26 February 2010

try this! e-fu noodles

if (and when) you find yourself in an asian grocery store, step up to the noodle aisle and take a cake or two of these e-fu mein (pronounced like "mean", meaning "noodles" for the non-slanty-eyed).

also called "yi-mein" (because chinese people pronounce approximant consonants like they were on fire), they run between $1 and $2 a cake (much cheaper than a brick of illicit narcotics, and much tastier). they come in big cakes because they are fried after being made, and then dried in giant puck form for easy transport.

these lightly chewy, egg-based wheat noodles need to be boiled first to soften them up, and then rinsed (they're kind of oily). you can then fry them up with mushrooms, chives, garlic, adding your own sauce; or you can use them broth soups with asian vegetables and meat.

sesame oil and seafood goes well with yi-mein, cold or hot. in some chinese restaurants, you can get yi-mein with seafood and some bizarre fluorescent orangey-yellow cheese sauce (it's not like an alfredo, trust me) (and if i could find a photo, i would post it here1).

1i'm not *all* up against these east asian cheese concoctions because there are some tasty-looking creations... sadly, just none in my experience.

1 comment:

  1. Excellent!

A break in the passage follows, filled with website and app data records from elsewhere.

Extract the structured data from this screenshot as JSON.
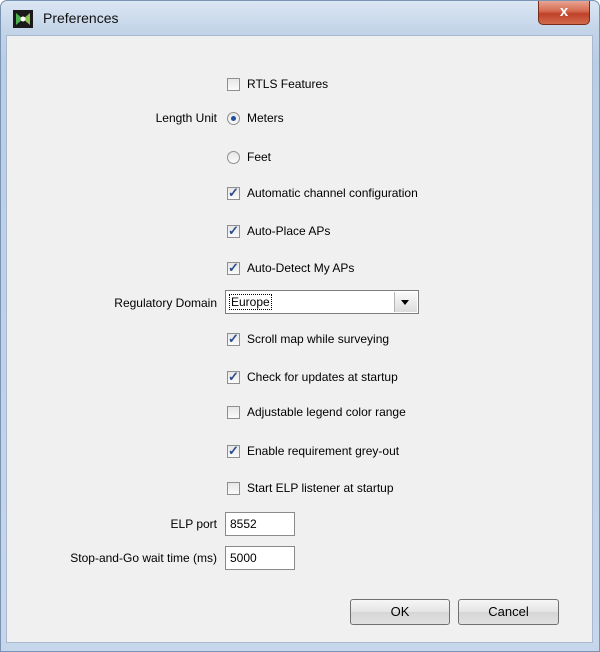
{
  "window": {
    "title": "Preferences",
    "close_label": "x"
  },
  "rtls": {
    "label": "RTLS Features",
    "checked": false
  },
  "length_unit": {
    "label": "Length Unit",
    "options": [
      {
        "label": "Meters",
        "selected": true
      },
      {
        "label": "Feet",
        "selected": false
      }
    ]
  },
  "auto_channel": {
    "label": "Automatic channel configuration",
    "checked": true
  },
  "auto_place": {
    "label": "Auto-Place APs",
    "checked": true
  },
  "auto_detect": {
    "label": "Auto-Detect My APs",
    "checked": true
  },
  "regulatory": {
    "label": "Regulatory Domain",
    "value": "Europe"
  },
  "scroll_map": {
    "label": "Scroll map while surveying",
    "checked": true
  },
  "check_updates": {
    "label": "Check for updates at startup",
    "checked": true
  },
  "legend_range": {
    "label": "Adjustable legend color range",
    "checked": false
  },
  "grey_out": {
    "label": "Enable requirement grey-out",
    "checked": true
  },
  "elp_listener": {
    "label": "Start ELP listener at startup",
    "checked": false
  },
  "elp_port": {
    "label": "ELP port",
    "value": "8552"
  },
  "stop_go": {
    "label": "Stop-and-Go wait time (ms)",
    "value": "5000"
  },
  "buttons": {
    "ok": "OK",
    "cancel": "Cancel"
  }
}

But I demand links to recommended recipes using e-fu mein. . . those of us who didn't grow up frying noodles can't necessarily picture anything specific or inspiring when you say "just fry it up with x, y, or z".

    Thank you for the pronunciation guide too, as I would have pronounced it as "main" otherwise.